◆ **INPUT**:
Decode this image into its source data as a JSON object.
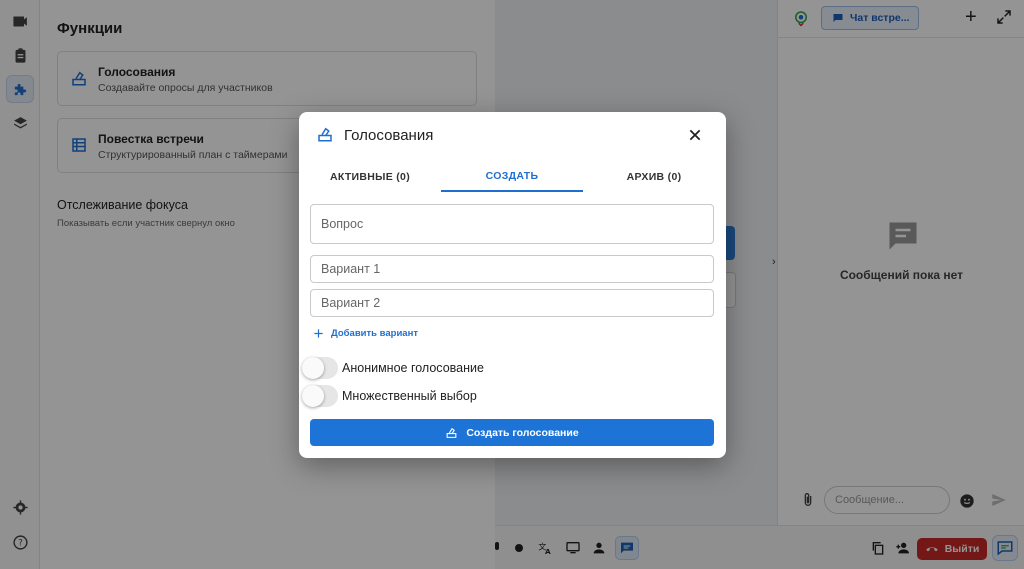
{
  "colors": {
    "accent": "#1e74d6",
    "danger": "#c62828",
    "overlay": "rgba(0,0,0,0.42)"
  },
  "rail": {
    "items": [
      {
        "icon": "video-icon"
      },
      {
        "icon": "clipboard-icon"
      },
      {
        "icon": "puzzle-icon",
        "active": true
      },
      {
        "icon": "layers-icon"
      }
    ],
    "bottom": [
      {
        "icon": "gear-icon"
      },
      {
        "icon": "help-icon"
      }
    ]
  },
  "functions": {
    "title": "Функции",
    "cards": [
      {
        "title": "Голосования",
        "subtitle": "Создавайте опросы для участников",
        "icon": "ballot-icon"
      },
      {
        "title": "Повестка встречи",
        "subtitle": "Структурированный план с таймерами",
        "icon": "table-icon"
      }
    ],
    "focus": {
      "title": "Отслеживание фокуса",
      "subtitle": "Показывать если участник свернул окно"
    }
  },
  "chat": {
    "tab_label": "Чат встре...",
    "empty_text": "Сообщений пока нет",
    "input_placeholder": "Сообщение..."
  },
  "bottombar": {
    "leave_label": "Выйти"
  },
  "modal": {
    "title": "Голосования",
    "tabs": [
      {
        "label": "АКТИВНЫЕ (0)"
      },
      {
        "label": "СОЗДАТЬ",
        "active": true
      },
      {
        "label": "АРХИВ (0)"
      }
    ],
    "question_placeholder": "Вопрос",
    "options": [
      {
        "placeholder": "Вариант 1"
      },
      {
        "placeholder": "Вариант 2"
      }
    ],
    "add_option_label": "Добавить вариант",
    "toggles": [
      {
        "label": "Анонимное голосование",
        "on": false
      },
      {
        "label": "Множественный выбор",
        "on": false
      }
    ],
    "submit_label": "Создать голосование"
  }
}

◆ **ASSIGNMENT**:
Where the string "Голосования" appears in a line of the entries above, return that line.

◆ **SOLUTION**:
        "title": "Голосования",
    "title": "Голосования",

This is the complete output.